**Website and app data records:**
[Start of section]
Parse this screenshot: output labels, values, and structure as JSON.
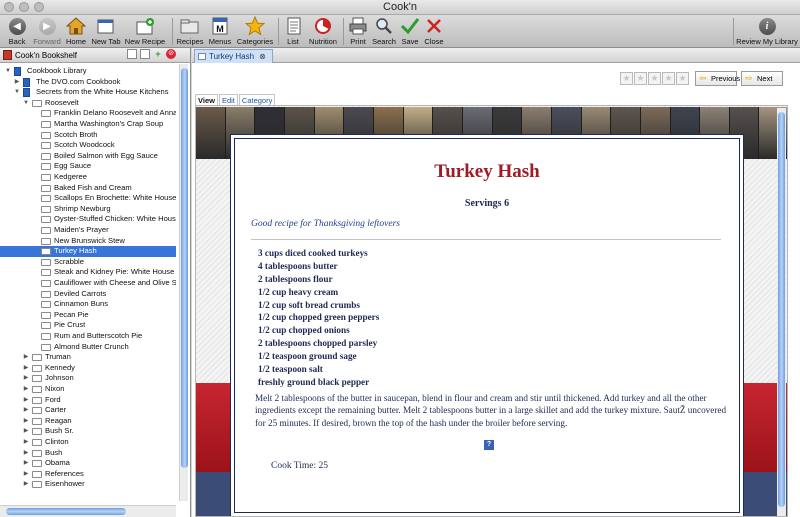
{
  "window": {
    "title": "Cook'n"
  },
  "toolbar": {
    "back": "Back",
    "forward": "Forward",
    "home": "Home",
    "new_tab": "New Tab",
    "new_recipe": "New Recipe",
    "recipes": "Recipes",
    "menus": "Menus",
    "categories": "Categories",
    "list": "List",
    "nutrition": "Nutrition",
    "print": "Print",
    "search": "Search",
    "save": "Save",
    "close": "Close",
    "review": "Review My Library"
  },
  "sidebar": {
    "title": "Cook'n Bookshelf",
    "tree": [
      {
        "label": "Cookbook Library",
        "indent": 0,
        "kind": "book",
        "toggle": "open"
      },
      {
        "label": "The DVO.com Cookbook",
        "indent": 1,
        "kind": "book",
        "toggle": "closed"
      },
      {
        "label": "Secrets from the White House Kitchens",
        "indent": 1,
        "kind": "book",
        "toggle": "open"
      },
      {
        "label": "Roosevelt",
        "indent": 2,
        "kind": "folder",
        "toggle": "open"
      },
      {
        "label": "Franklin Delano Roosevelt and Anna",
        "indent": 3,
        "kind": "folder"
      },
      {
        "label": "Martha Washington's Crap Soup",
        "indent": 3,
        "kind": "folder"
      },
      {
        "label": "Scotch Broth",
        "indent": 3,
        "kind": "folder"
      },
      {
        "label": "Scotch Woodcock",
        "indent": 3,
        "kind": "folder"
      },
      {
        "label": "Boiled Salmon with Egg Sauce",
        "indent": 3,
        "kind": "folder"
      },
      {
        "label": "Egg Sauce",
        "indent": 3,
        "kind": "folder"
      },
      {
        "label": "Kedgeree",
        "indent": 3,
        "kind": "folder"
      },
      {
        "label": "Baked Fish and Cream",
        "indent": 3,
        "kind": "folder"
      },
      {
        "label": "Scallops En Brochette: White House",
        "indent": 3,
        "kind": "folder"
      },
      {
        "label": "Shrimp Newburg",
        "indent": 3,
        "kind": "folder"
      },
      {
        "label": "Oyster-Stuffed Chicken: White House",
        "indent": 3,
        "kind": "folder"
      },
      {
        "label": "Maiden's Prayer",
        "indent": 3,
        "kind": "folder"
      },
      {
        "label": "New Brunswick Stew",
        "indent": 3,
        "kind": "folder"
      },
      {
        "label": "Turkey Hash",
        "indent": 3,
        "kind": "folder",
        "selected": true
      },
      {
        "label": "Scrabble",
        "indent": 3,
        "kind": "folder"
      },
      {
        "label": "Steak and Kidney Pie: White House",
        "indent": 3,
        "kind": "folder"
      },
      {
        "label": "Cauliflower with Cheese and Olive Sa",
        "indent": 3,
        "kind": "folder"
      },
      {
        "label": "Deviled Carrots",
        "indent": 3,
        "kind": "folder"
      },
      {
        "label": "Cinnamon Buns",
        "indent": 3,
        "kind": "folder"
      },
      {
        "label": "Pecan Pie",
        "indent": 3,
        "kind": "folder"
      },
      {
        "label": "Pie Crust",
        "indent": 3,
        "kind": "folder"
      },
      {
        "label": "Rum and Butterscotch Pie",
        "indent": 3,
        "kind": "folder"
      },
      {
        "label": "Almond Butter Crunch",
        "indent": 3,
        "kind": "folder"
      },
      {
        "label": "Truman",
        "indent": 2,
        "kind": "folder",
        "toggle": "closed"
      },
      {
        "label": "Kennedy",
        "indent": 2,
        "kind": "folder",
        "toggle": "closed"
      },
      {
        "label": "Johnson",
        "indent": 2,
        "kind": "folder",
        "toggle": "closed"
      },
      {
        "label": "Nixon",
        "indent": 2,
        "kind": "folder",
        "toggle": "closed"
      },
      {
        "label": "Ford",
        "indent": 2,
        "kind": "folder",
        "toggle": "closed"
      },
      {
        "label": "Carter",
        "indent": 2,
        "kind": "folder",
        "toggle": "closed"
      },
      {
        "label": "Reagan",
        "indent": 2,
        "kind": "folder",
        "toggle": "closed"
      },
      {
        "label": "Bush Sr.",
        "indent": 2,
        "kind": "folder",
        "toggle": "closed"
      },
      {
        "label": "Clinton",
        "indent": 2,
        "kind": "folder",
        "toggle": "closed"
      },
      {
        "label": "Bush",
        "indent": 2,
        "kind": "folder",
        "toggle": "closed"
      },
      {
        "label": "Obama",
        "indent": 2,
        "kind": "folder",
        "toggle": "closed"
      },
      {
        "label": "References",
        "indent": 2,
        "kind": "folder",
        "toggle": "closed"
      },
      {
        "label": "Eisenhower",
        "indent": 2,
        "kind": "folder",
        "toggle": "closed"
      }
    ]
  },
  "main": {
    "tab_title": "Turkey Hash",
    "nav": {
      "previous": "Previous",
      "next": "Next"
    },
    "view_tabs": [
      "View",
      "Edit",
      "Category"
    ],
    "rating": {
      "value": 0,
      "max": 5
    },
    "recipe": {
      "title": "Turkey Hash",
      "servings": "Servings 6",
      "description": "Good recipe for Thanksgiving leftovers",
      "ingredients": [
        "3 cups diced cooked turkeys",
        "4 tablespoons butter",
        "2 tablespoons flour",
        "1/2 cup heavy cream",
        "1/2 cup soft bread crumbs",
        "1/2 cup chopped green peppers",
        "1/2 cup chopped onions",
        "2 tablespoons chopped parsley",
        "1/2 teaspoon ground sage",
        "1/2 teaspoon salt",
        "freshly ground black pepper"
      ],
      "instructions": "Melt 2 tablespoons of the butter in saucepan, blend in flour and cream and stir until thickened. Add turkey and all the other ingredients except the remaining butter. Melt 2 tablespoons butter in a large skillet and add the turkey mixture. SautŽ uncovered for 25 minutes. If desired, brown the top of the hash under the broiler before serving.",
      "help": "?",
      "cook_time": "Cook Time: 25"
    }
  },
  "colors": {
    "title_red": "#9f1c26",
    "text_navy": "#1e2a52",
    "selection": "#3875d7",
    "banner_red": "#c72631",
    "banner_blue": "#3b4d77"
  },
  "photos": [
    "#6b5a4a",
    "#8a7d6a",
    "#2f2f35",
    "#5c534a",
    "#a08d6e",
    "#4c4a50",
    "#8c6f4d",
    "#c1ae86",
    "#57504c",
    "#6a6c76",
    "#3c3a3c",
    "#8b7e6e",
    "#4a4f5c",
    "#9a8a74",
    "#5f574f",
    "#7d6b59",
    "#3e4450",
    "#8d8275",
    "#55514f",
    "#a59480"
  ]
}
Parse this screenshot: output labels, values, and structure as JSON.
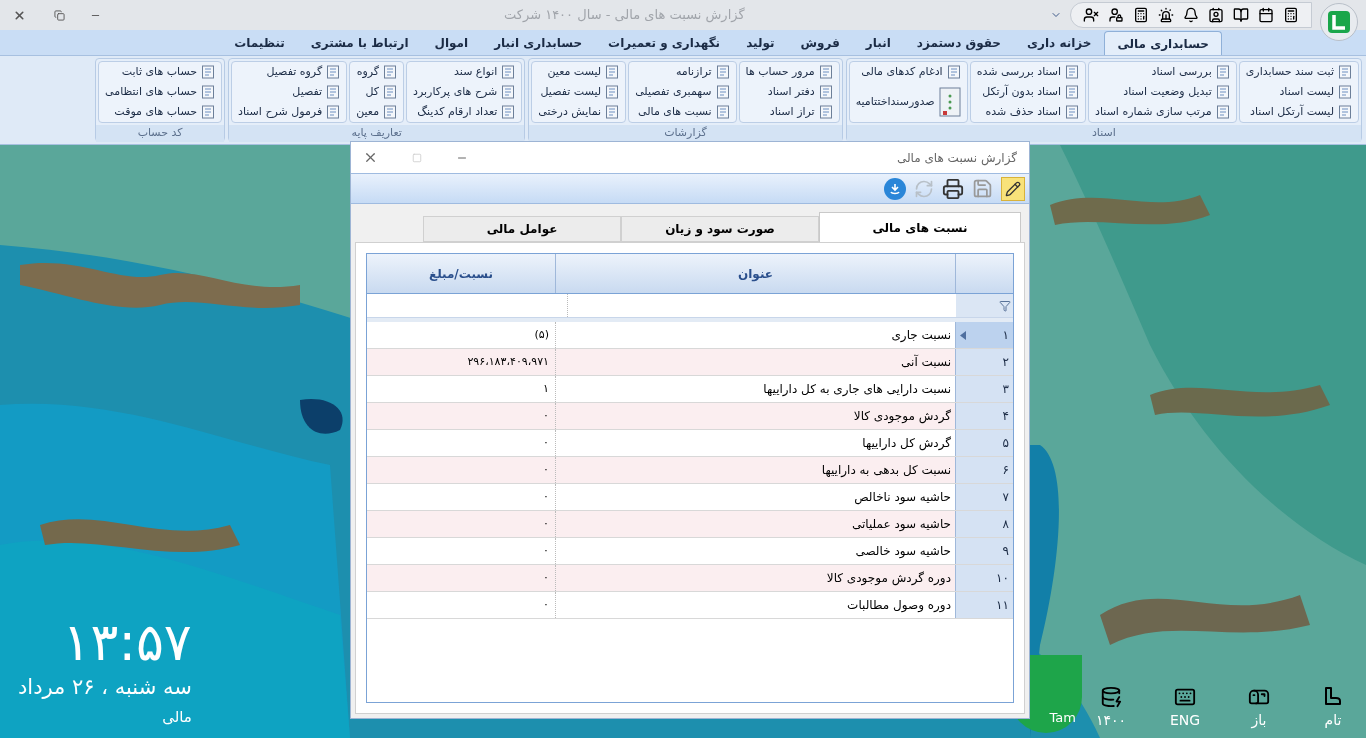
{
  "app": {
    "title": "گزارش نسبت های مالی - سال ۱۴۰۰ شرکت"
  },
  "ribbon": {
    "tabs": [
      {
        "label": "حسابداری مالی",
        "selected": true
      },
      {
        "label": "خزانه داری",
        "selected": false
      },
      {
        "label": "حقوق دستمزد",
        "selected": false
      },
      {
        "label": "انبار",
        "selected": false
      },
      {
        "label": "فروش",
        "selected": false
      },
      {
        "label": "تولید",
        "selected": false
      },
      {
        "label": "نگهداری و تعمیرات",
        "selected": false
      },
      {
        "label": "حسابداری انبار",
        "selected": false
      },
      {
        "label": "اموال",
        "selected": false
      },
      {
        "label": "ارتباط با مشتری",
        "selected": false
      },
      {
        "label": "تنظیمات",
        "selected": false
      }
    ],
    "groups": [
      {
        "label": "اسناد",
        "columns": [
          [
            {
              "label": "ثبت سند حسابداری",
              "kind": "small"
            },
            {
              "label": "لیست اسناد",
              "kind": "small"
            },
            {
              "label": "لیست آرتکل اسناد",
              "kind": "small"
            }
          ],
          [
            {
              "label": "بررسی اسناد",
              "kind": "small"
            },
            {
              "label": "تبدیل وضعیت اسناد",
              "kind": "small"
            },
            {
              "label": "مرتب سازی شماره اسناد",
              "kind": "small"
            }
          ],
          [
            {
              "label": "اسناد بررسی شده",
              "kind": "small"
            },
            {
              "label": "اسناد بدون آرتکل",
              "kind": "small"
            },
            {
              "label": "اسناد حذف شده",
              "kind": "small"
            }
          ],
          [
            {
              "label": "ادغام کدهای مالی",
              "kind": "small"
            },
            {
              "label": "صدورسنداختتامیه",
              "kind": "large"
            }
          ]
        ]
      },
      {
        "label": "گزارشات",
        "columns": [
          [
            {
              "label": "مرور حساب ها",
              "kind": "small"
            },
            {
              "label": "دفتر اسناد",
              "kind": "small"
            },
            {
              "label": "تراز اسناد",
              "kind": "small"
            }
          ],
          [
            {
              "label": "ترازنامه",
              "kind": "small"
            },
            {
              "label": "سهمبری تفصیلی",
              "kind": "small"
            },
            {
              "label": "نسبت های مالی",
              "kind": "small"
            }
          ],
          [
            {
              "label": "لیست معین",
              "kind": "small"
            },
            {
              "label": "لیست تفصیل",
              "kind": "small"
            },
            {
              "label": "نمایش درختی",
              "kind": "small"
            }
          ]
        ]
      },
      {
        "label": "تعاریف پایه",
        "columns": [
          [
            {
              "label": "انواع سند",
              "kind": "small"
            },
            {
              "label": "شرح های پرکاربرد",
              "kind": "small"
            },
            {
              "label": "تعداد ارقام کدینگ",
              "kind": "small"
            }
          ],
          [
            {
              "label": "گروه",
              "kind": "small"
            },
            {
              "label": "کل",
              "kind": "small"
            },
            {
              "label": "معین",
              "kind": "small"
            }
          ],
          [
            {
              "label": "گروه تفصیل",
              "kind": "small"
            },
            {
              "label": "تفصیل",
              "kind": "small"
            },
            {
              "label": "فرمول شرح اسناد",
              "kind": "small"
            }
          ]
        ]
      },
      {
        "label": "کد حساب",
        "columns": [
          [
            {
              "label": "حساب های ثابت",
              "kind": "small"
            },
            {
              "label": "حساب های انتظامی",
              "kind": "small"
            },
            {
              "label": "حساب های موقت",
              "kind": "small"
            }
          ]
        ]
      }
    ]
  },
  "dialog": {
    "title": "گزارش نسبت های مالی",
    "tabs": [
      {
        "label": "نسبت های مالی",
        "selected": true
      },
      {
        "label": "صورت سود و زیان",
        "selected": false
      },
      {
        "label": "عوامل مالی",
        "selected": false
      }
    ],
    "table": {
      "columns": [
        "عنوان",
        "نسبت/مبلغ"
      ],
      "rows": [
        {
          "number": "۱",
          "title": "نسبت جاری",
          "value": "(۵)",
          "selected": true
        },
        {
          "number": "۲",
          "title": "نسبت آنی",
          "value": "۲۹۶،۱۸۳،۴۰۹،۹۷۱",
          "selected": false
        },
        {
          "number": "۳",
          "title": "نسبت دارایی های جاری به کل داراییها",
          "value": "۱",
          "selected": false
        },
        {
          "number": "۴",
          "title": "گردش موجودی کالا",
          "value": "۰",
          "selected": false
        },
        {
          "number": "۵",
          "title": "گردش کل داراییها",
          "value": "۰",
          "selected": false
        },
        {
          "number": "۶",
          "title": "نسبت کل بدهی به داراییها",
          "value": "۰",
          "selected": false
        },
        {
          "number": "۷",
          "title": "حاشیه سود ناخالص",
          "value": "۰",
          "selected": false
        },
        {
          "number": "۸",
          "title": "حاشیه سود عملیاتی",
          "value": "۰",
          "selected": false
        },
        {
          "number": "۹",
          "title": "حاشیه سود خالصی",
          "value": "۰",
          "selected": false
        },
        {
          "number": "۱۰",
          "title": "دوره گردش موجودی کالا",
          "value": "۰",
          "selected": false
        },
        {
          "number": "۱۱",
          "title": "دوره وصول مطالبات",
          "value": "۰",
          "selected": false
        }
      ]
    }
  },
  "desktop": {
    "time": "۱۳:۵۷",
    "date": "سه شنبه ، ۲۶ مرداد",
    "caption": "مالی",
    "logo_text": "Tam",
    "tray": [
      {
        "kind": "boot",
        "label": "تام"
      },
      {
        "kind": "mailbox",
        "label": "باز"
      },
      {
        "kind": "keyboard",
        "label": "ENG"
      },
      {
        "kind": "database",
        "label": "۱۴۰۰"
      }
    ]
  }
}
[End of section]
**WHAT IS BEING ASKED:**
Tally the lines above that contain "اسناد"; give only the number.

**OUTPUT OF THE TASK:**
12